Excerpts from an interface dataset
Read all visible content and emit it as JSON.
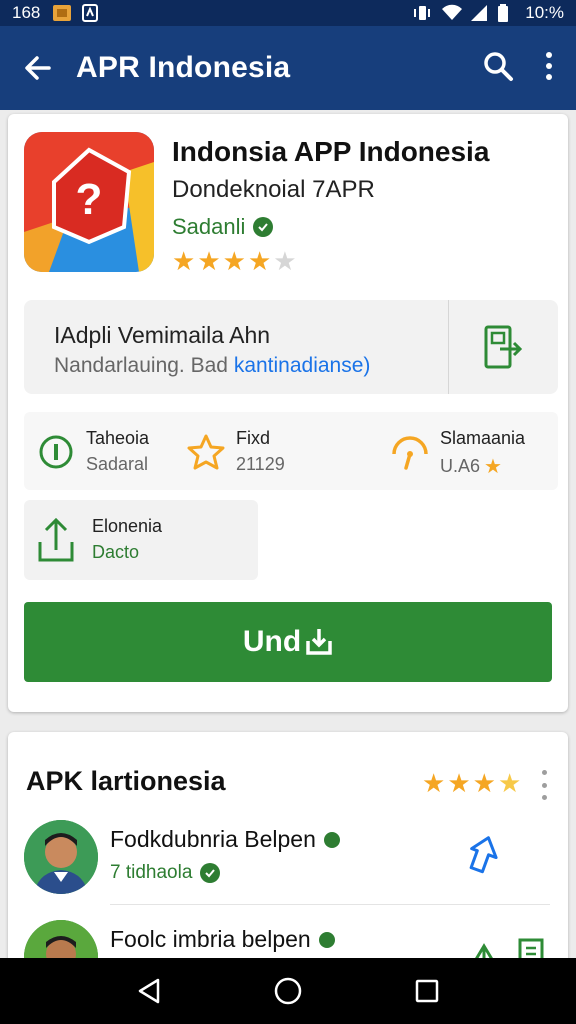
{
  "status_bar": {
    "time_left": "168",
    "battery": "10:%"
  },
  "app_bar": {
    "title": "APR Indonesia",
    "back_icon": "arrow-back-icon",
    "search_icon": "search-icon",
    "more_icon": "more-vert-icon"
  },
  "app": {
    "name": "Indonsia APP Indonesia",
    "developer": "Dondeknoial 7APR",
    "publisher": "Sadanli",
    "rating_stars": 3.5,
    "rating_max": 5
  },
  "info_box": {
    "title": "IAdpli Vemimaila Ahn",
    "subtitle": "Nandarlauing. Bad",
    "link": "kantinadianse)"
  },
  "stats": [
    {
      "label": "Taheoia",
      "value": "Sadaral",
      "icon": "info-circle-icon"
    },
    {
      "label": "Fixd",
      "value": "21129",
      "icon": "star-badge-icon"
    },
    {
      "label": "Slamaania",
      "value": "U.A6",
      "icon": "rating-icon"
    }
  ],
  "update": {
    "label": "Elonenia",
    "value": "Dacto"
  },
  "install_button": {
    "label": "Und"
  },
  "section": {
    "title": "APK lartionesia",
    "rating_stars": 4,
    "items": [
      {
        "name": "Fodkdubnria Belpen",
        "sub": "7 tidhaola"
      },
      {
        "name": "Foolc imbria belpen",
        "sub": ""
      }
    ]
  },
  "colors": {
    "app_bar": "#173e7c",
    "status_bar": "#0d2a5c",
    "install": "#2e8b36",
    "accent_green": "#2e7d32",
    "link_blue": "#1a73e8",
    "star": "#f5a623"
  }
}
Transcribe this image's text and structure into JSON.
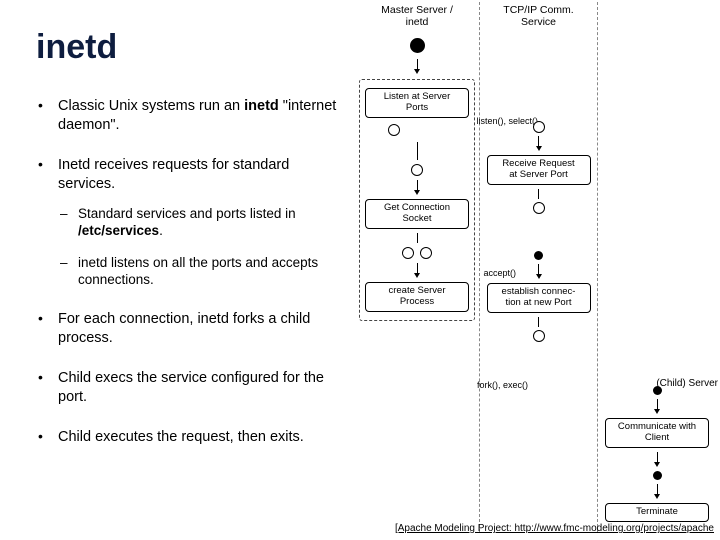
{
  "title": "inetd",
  "bullets": {
    "b1_a": "Classic Unix systems run an ",
    "b1_strong": "inetd",
    "b1_b": " \"internet daemon\".",
    "b2": "Inetd receives requests for standard services.",
    "sub1_a": "Standard services and ports listed in ",
    "sub1_strong": "/etc/services",
    "sub1_b": ".",
    "sub2": "inetd listens on all the ports and accepts connections.",
    "b3": "For each connection, inetd forks a child process.",
    "b4": "Child execs the service configured for the port.",
    "b5": "Child executes the request, then exits."
  },
  "diagram": {
    "col1_header": "Master Server /\ninetd",
    "col2_header": "TCP/IP Comm.\nService",
    "col3_header": "",
    "listen_box": "Listen at Server\nPorts",
    "listen_label": "listen(), select()",
    "recv_box": "Receive Request\nat Server Port",
    "conn_box": "Get Connection\nSocket",
    "accept_label": "accept()",
    "estab_box": "establish connec-\ntion at new Port",
    "create_box": "create Server\nProcess",
    "fork_label": "fork(), exec()",
    "child_label": "(Child) Server",
    "comm_box": "Communicate with\nClient",
    "term_box": "Terminate"
  },
  "credit": "[Apache Modeling Project: http://www.fmc-modeling.org/projects/apache"
}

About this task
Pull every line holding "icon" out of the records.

Answer section
    "back_icon": "arrow-back-icon",
    "search_icon": "search-icon",
    "more_icon": "more-vert-icon"
      "icon": "info-circle-icon"
      "icon": "star-badge-icon"
      "icon": "rating-icon"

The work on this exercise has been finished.